I somewhat jokingly describe myself on my Twitter profile as “skirting the thin line between polymath and jack of all trades”. My career has been one where I’ve had exposure (and exposed myself) to a number of areas which means that I’ve found myself often in a position to be able to translate things across domains (explaining media ideas to technologists, technology ideas to business managers and so on). It’s something that I like to think I’m pretty good at – and hopefully comes across in some of my witterings here too.
Another topic of conversation from my recent lunch with Diana from EMC has been bouncing around in my noggin since, and came up again in a meeting I had yesterday. Whilst I’ve always referred to this inter-domain ability as being “translation”, it’s probably better to think about it as “adaptation”.
Diana used to work for a big furniture retailer – one who specialise in flat-pack goods (you can probably guess). The processes by which they localized catalogues for their customers in different countries was one of adaptation, rather than pure translation. It isn’t enough to just take words and put them into another language – one has to make them make sense in the culture of the intended audience.
When it comes, then, to putting technology concepts (for example) into a world accessible for another audience, it’s vital to keep those messages into a context with which the intended audience will be able to relate. That’s not necessarily “dumbing down” – just making sure that the right level of detail is described in ways that are relevant. It’s possible to understand how the internet works, for example, without getting down into the intricacies of the TCP/IP protocol.
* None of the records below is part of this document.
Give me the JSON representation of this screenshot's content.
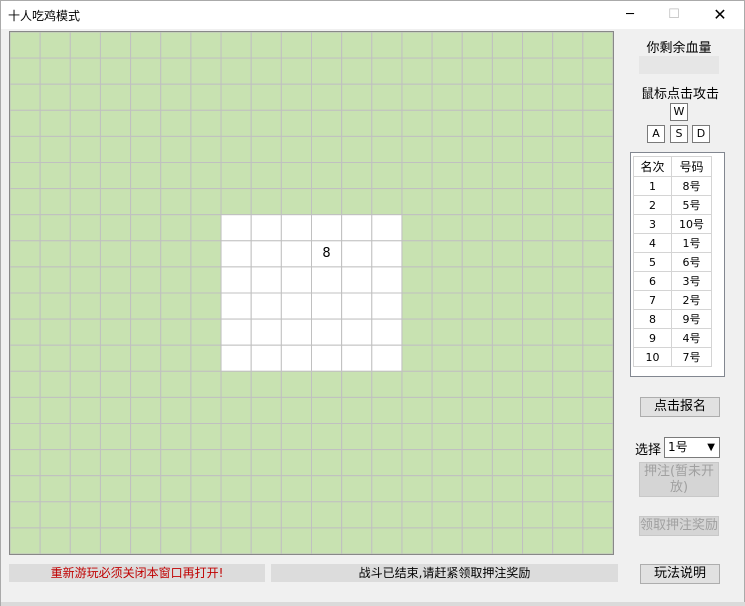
{
  "window": {
    "title": "十人吃鸡模式",
    "minimize": "─",
    "maximize": "☐",
    "close": "✕"
  },
  "board": {
    "columns": 20,
    "rows": 20,
    "safe_zone_cols": [
      7,
      12
    ],
    "safe_zone_rows": [
      7,
      12
    ],
    "player_marker": "8",
    "zone_color": "#c8e2b1",
    "grid_color": "#c0c0c0"
  },
  "panel": {
    "hp_title": "你剩余血量",
    "attack_hint": "鼠标点击攻击",
    "keys": {
      "up": "W",
      "left": "A",
      "down": "S",
      "right": "D"
    },
    "rank_header": [
      "名次",
      "号码"
    ],
    "ranks": [
      [
        "1",
        "8号"
      ],
      [
        "2",
        "5号"
      ],
      [
        "3",
        "10号"
      ],
      [
        "4",
        "1号"
      ],
      [
        "5",
        "6号"
      ],
      [
        "6",
        "3号"
      ],
      [
        "7",
        "2号"
      ],
      [
        "8",
        "9号"
      ],
      [
        "9",
        "4号"
      ],
      [
        "10",
        "7号"
      ]
    ],
    "signup_button": "点击报名",
    "select_label": "选择",
    "select_value": "1号",
    "bet_button_line1": "押注(暂未开",
    "bet_button_line2": "放)",
    "claim_button": "领取押注奖励",
    "rules_button": "玩法说明"
  },
  "status": {
    "warning": "重新游玩必须关闭本窗口再打开!",
    "info": "战斗已结束,请赶紧领取押注奖励"
  }
}
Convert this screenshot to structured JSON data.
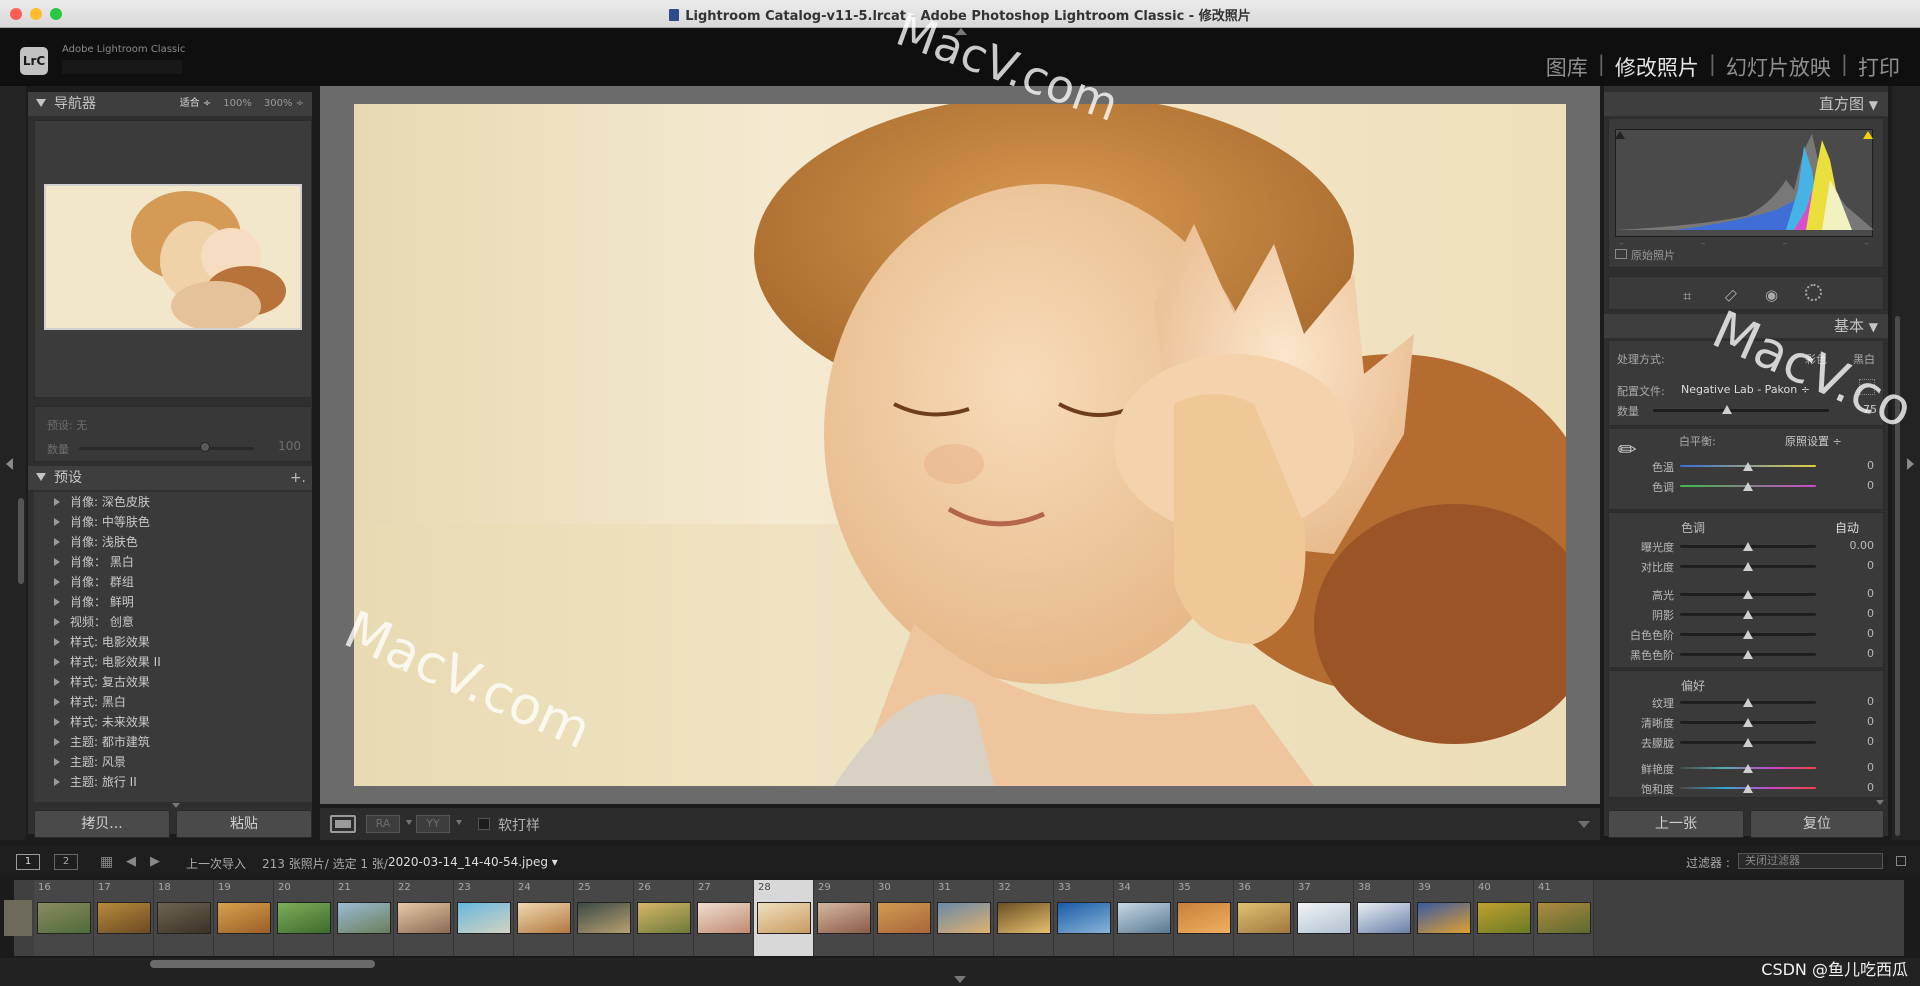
{
  "window": {
    "title": "Lightroom Catalog-v11-5.lrcat - Adobe Photoshop Lightroom Classic - 修改照片"
  },
  "identity": {
    "logo": "LrC",
    "brand": "Adobe Lightroom Classic"
  },
  "modules": {
    "library": "图库",
    "develop": "修改照片",
    "slideshow": "幻灯片放映",
    "print": "打印",
    "separator": "|"
  },
  "navigator": {
    "title": "导航器",
    "zoom_fit": "适合 ÷",
    "zoom_100": "100%",
    "zoom_300": "300% ÷"
  },
  "preset_amount": {
    "preset_label": "预设: 无",
    "amount_label": "数量",
    "amount_value": "100",
    "amount_fraction": 0.72
  },
  "presets": {
    "title": "预设",
    "add": "+.",
    "items": [
      "肖像: 深色皮肤",
      "肖像: 中等肤色",
      "肖像: 浅肤色",
      "肖像： 黑白",
      "肖像： 群组",
      "肖像： 鲜明",
      "视频： 创意",
      "样式: 电影效果",
      "样式: 电影效果 II",
      "样式: 复古效果",
      "样式: 黑白",
      "样式: 未来效果",
      "主题: 都市建筑",
      "主题: 风景",
      "主题: 旅行 II"
    ]
  },
  "left_buttons": {
    "copy": "拷贝...",
    "paste": "粘贴"
  },
  "toolbar": {
    "soft_proof": "软打样",
    "view_ra": "RA",
    "view_yy": "YY"
  },
  "histogram": {
    "title": "直方图",
    "original_photo": "原始照片",
    "ticks": [
      "–",
      "–",
      "–",
      "–"
    ]
  },
  "basic": {
    "title": "基本",
    "treatment_label": "处理方式:",
    "treatment_color": "彩色",
    "treatment_bw": "黑白",
    "profile_label": "配置文件:",
    "profile_value": "Negative Lab - Pakon ÷",
    "amount_label": "数量",
    "amount_value": "75",
    "amount_fraction": 0.42,
    "wb_label": "白平衡:",
    "wb_value": "原照设置 ÷",
    "tone_title": "色调",
    "auto": "自动",
    "presence_title": "偏好",
    "sliders": [
      {
        "label": "色温",
        "value": "0",
        "pos": 0.5
      },
      {
        "label": "色调",
        "value": "0",
        "pos": 0.5
      },
      {
        "label": "曝光度",
        "value": "0.00",
        "pos": 0.5
      },
      {
        "label": "对比度",
        "value": "0",
        "pos": 0.5
      },
      {
        "label": "高光",
        "value": "0",
        "pos": 0.5
      },
      {
        "label": "阴影",
        "value": "0",
        "pos": 0.5
      },
      {
        "label": "白色色阶",
        "value": "0",
        "pos": 0.5
      },
      {
        "label": "黑色色阶",
        "value": "0",
        "pos": 0.5
      },
      {
        "label": "纹理",
        "value": "0",
        "pos": 0.5
      },
      {
        "label": "清晰度",
        "value": "0",
        "pos": 0.5
      },
      {
        "label": "去朦胧",
        "value": "0",
        "pos": 0.5
      },
      {
        "label": "鲜艳度",
        "value": "0",
        "pos": 0.5
      },
      {
        "label": "饱和度",
        "value": "0",
        "pos": 0.5
      }
    ]
  },
  "right_buttons": {
    "previous": "上一张",
    "reset": "复位"
  },
  "filmbar": {
    "page1": "1",
    "page2": "2",
    "source": "上一次导入",
    "count": "213 张照片/ 选定 1 张/",
    "filename": "2020-03-14_14-40-54.jpeg ▾",
    "filter_label": "过滤器 :",
    "filter_value": "关闭过滤器"
  },
  "filmstrip": {
    "numbers": [
      "16",
      "17",
      "18",
      "19",
      "20",
      "21",
      "22",
      "23",
      "24",
      "25",
      "26",
      "27",
      "28",
      "29",
      "30",
      "31",
      "32",
      "33",
      "34",
      "35",
      "36",
      "37",
      "38",
      "39",
      "40",
      "41"
    ],
    "selected": "28"
  },
  "watermarks": {
    "wm1": "MacV.com",
    "wm2": "MacV.co",
    "wm3": "MacV.com"
  },
  "credit": "CSDN @鱼儿吃西瓜"
}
It’s also often where good metaphors can really come into their own.
This of course can prove problematic for some domain experts: “it’s not as simple as that” comes the cry (and if things can be explained simply and easily then the value of the complexity can be lost along the way). Anyone who has been involved in prototyping approaches to software development will also know this too well, where the “simplicity” of a user interface sidelines a client into thinking that the whole system underneath is equally simple too (and then wondering why the costs are so high to implement).
For me, though, adapting ideas well leads to one of the most rewarding things for me in work. That “ah ha!” moment when somebody understands something where before they thought it just too complex. That look on faces is one of the best things for me in my career.